**Exercise directions**
Search the records that follow and extract every line containing the string "Memory".

**Data records for software interfaces**
● ● ● ●
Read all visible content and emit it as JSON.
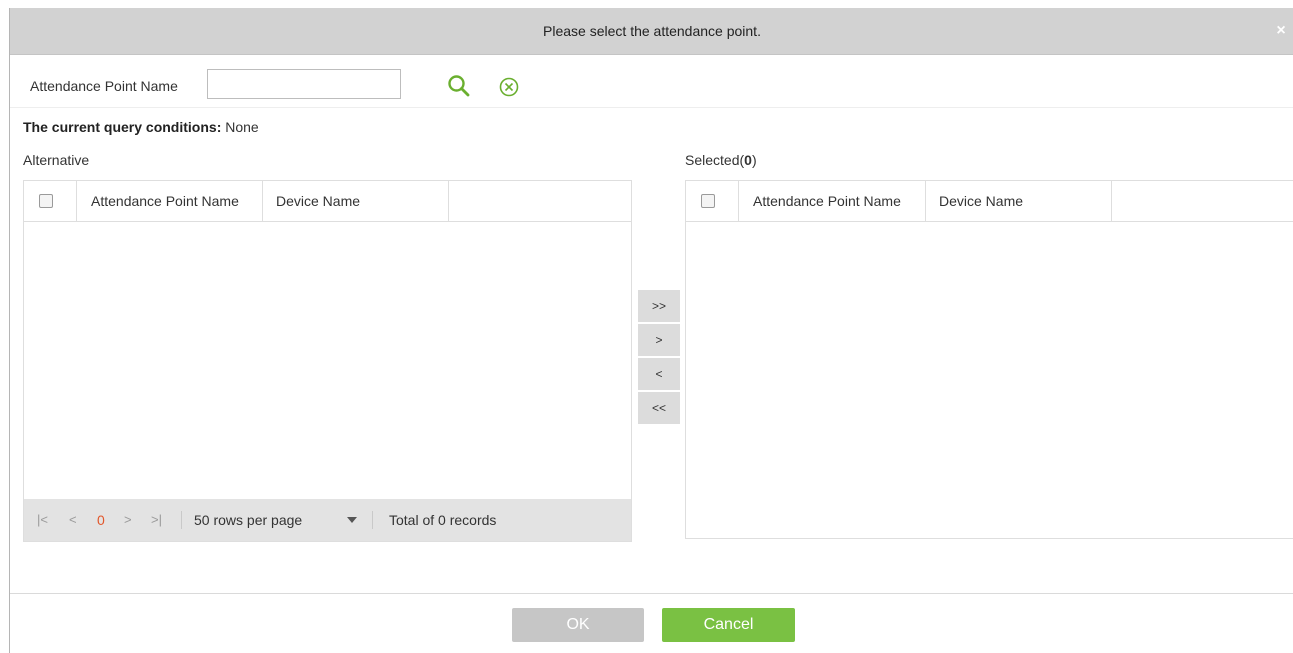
{
  "dialog": {
    "title": "Please select the attendance point.",
    "close_glyph": "×"
  },
  "search": {
    "label": "Attendance Point Name",
    "value": "",
    "placeholder": "",
    "search_icon": "search-icon",
    "clear_icon": "clear-circle-x-icon"
  },
  "query": {
    "label": "The current query conditions:",
    "value": "None"
  },
  "alternative": {
    "title": "Alternative",
    "columns": [
      "Attendance Point Name",
      "Device Name"
    ],
    "rows": []
  },
  "selected": {
    "title_prefix": "Selected(",
    "count": "0",
    "title_suffix": ")",
    "columns": [
      "Attendance Point Name",
      "Device Name"
    ],
    "rows": []
  },
  "pager": {
    "first": "|<",
    "prev": "<",
    "current_page": "0",
    "next": ">",
    "last": ">|",
    "rows_per_page": "50 rows per page",
    "total": "Total of 0 records"
  },
  "transfer": {
    "add_all": ">>",
    "add": ">",
    "remove": "<",
    "remove_all": "<<"
  },
  "buttons": {
    "ok": "OK",
    "cancel": "Cancel"
  },
  "colors": {
    "accent_green": "#7ac143",
    "icon_green": "#6aaf2f",
    "pager_current": "#e2572b",
    "title_bar": "#d2d2d2"
  }
}
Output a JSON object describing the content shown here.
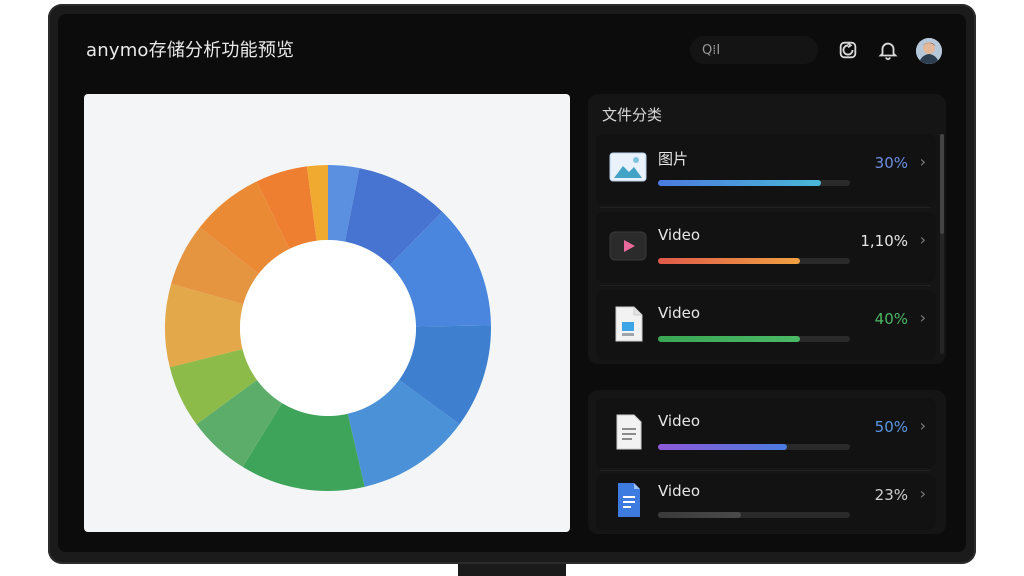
{
  "app": {
    "title": "anymo存储分析功能预览"
  },
  "header": {
    "search_text": "Q⁞I",
    "icons": [
      "refresh-icon",
      "bell-icon",
      "avatar"
    ]
  },
  "categories": {
    "title": "文件分类",
    "items": [
      {
        "label": "图片",
        "percent_text": "30%",
        "progress": 0.85,
        "color": "#4a7be0",
        "color2": "#49b8d7",
        "icon": "image-icon",
        "pct_color": "#6c8de0"
      },
      {
        "label": "Video",
        "percent_text": "1,10%",
        "progress": 0.74,
        "color": "#e05a4a",
        "color2": "#f0a142",
        "icon": "video-icon",
        "pct_color": "#e6e6e6"
      },
      {
        "label": "Video",
        "percent_text": "40%",
        "progress": 0.74,
        "color": "#3aa755",
        "color2": "#4bb866",
        "icon": "file-icon",
        "pct_color": "#4bb866"
      }
    ]
  },
  "more": {
    "items": [
      {
        "label": "Video",
        "percent_text": "50%",
        "progress": 0.67,
        "color": "#8d59d8",
        "color2": "#4a7be0",
        "icon": "document-icon",
        "pct_color": "#5a97e6"
      },
      {
        "label": "Video",
        "percent_text": "23%",
        "progress": 0.43,
        "color": "#3a3a3a",
        "color2": "#4a4a4a",
        "icon": "blue-doc-icon",
        "pct_color": "#d0d0d0"
      }
    ]
  },
  "chart_data": {
    "type": "pie",
    "title": "",
    "donut": true,
    "slices": [
      {
        "value": 3.0,
        "color": "#5b8fe0"
      },
      {
        "value": 9.0,
        "color": "#4774d0"
      },
      {
        "value": 12.0,
        "color": "#4a86dd"
      },
      {
        "value": 10.0,
        "color": "#3f7fd0"
      },
      {
        "value": 11.0,
        "color": "#4a91d8"
      },
      {
        "value": 12.0,
        "color": "#3ea45a"
      },
      {
        "value": 6.0,
        "color": "#5dad6a"
      },
      {
        "value": 6.0,
        "color": "#8dbb4a"
      },
      {
        "value": 8.0,
        "color": "#e3a84a"
      },
      {
        "value": 6.0,
        "color": "#e59440"
      },
      {
        "value": 7.0,
        "color": "#ea8a35"
      },
      {
        "value": 5.0,
        "color": "#ee7f30"
      },
      {
        "value": 2.0,
        "color": "#f0aa30"
      }
    ]
  }
}
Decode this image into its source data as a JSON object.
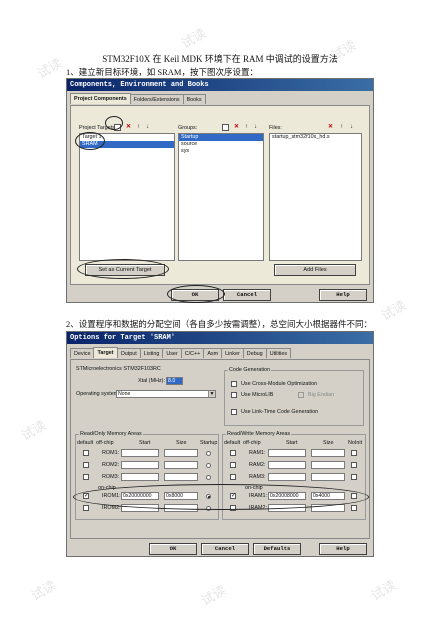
{
  "doc": {
    "title": "STM32F10X 在 Keil MDK 环境下在 RAM 中调试的设置方法",
    "step1": "1、建立新目标环境，如 SRAM，按下图次序设置：",
    "step2": "2、设置程序和数据的分配空间（各自多少按需调整），总空间大小根据器件不同："
  },
  "watermark": "试读",
  "dialog1": {
    "title": "Components, Environment and Books",
    "tabs": [
      "Project Components",
      "Folders/Extensions",
      "Books"
    ],
    "targets": {
      "label": "Project Targets:",
      "items": [
        "Target 1",
        "SRAM"
      ],
      "selected": 1
    },
    "groups": {
      "label": "Groups:",
      "items": [
        "Startup",
        "source",
        "sys"
      ],
      "selected": 0
    },
    "files": {
      "label": "Files:",
      "items": [
        "startup_stm32f10x_hd.s"
      ]
    },
    "set_current_target": "Set as Current Target",
    "add_files": "Add Files",
    "ok": "OK",
    "cancel": "Cancel",
    "help": "Help",
    "icons": {
      "new": "new-icon",
      "delete": "delete-x-icon",
      "up": "arrow-up-icon",
      "down": "arrow-down-icon"
    }
  },
  "dialog2": {
    "title": "Options for Target 'SRAM'",
    "tabs": [
      "Device",
      "Target",
      "Output",
      "Listing",
      "User",
      "C/C++",
      "Asm",
      "Linker",
      "Debug",
      "Utilities"
    ],
    "device_name": "STMicroelectronics STM32F103RC",
    "xtal_label": "Xtal (MHz):",
    "xtal_value": "8.0",
    "os_label": "Operating system:",
    "os_value": "None",
    "code_gen": {
      "title": "Code Generation",
      "cross_module": "Use Cross-Module Optimization",
      "microlib": "Use MicroLIB",
      "big_endian": "Big Endian",
      "link_time": "Use Link-Time Code Generation"
    },
    "rom_area": {
      "title": "Read/Only Memory Areas",
      "headers": [
        "default",
        "off-chip",
        "Start",
        "Size",
        "Startup"
      ],
      "rows": [
        "ROM1:",
        "ROM2:",
        "ROM3:"
      ],
      "onchip_label": "on-chip",
      "irom": {
        "name": "IROM1:",
        "start": "0x20000000",
        "size": "0x8000"
      }
    },
    "ram_area": {
      "title": "Read/Write Memory Areas",
      "headers": [
        "default",
        "off-chip",
        "Start",
        "Size",
        "NoInit"
      ],
      "rows": [
        "RAM1:",
        "RAM2:",
        "RAM3:"
      ],
      "onchip_label": "on-chip",
      "iram": {
        "name": "IRAM1:",
        "start": "0x20008000",
        "size": "0x4000"
      }
    },
    "ok": "OK",
    "cancel": "Cancel",
    "defaults": "Defaults",
    "help": "Help"
  }
}
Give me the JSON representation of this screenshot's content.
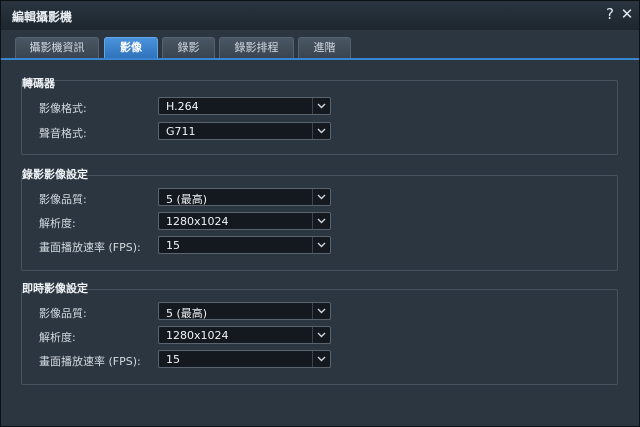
{
  "dialog": {
    "title": "編輯攝影機",
    "help_glyph": "?",
    "close_glyph": "✕"
  },
  "tabs": [
    {
      "label": "攝影機資訊",
      "active": false
    },
    {
      "label": "影像",
      "active": true
    },
    {
      "label": "錄影",
      "active": false
    },
    {
      "label": "錄影排程",
      "active": false
    },
    {
      "label": "進階",
      "active": false
    }
  ],
  "codec": {
    "title": "轉碼器",
    "video_format": {
      "label": "影像格式:",
      "value": "H.264"
    },
    "audio_format": {
      "label": "聲音格式:",
      "value": "G711"
    }
  },
  "recording": {
    "title": "錄影影像設定",
    "quality": {
      "label": "影像品質:",
      "value": "5 (最高)"
    },
    "resolution": {
      "label": "解析度:",
      "value": "1280x1024"
    },
    "fps": {
      "label": "畫面播放速率 (FPS):",
      "value": "15"
    }
  },
  "live": {
    "title": "即時影像設定",
    "quality": {
      "label": "影像品質:",
      "value": "5 (最高)"
    },
    "resolution": {
      "label": "解析度:",
      "value": "1280x1024"
    },
    "fps": {
      "label": "畫面播放速率 (FPS):",
      "value": "15"
    }
  },
  "colors": {
    "accent": "#3a85cf",
    "panel": "#2c3640",
    "field": "#14191f"
  },
  "icons": {
    "dropdown": "chevron-down-icon",
    "help": "help-icon",
    "close": "close-icon"
  }
}
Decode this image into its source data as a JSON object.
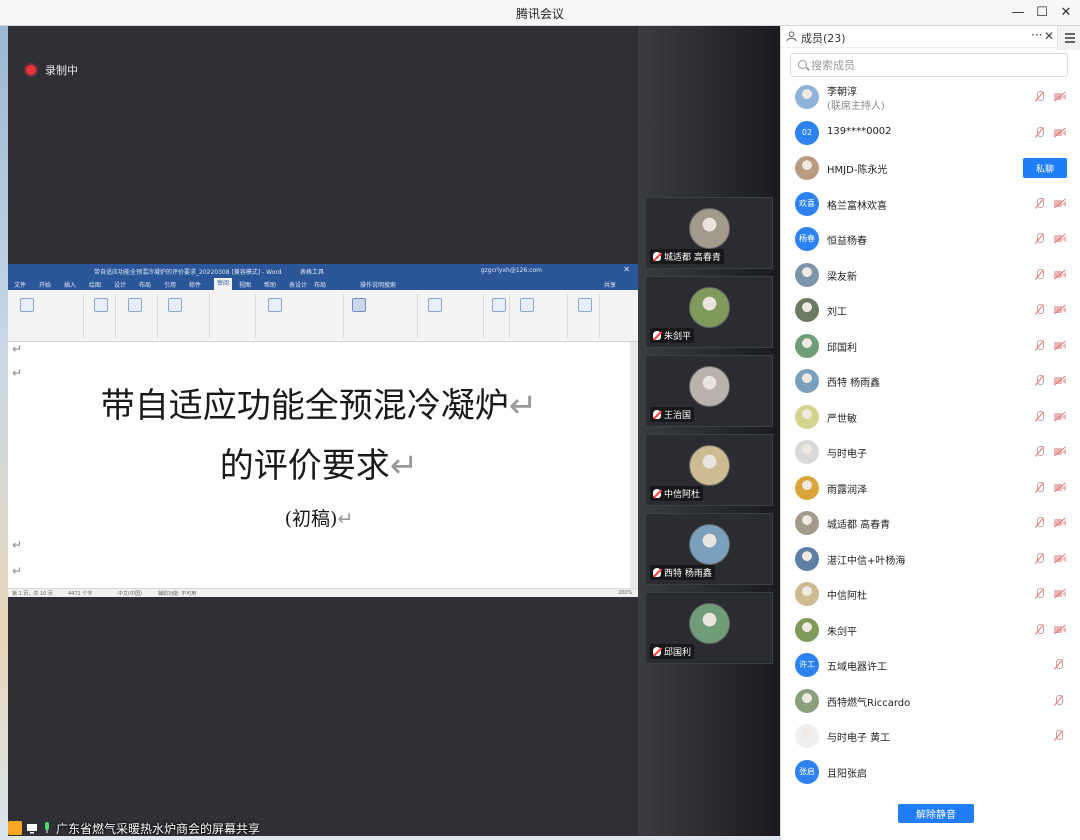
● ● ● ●
**Response area**
      "title": "Read/Only Memory Areas",
      "title": "Read/Write Memory Areas",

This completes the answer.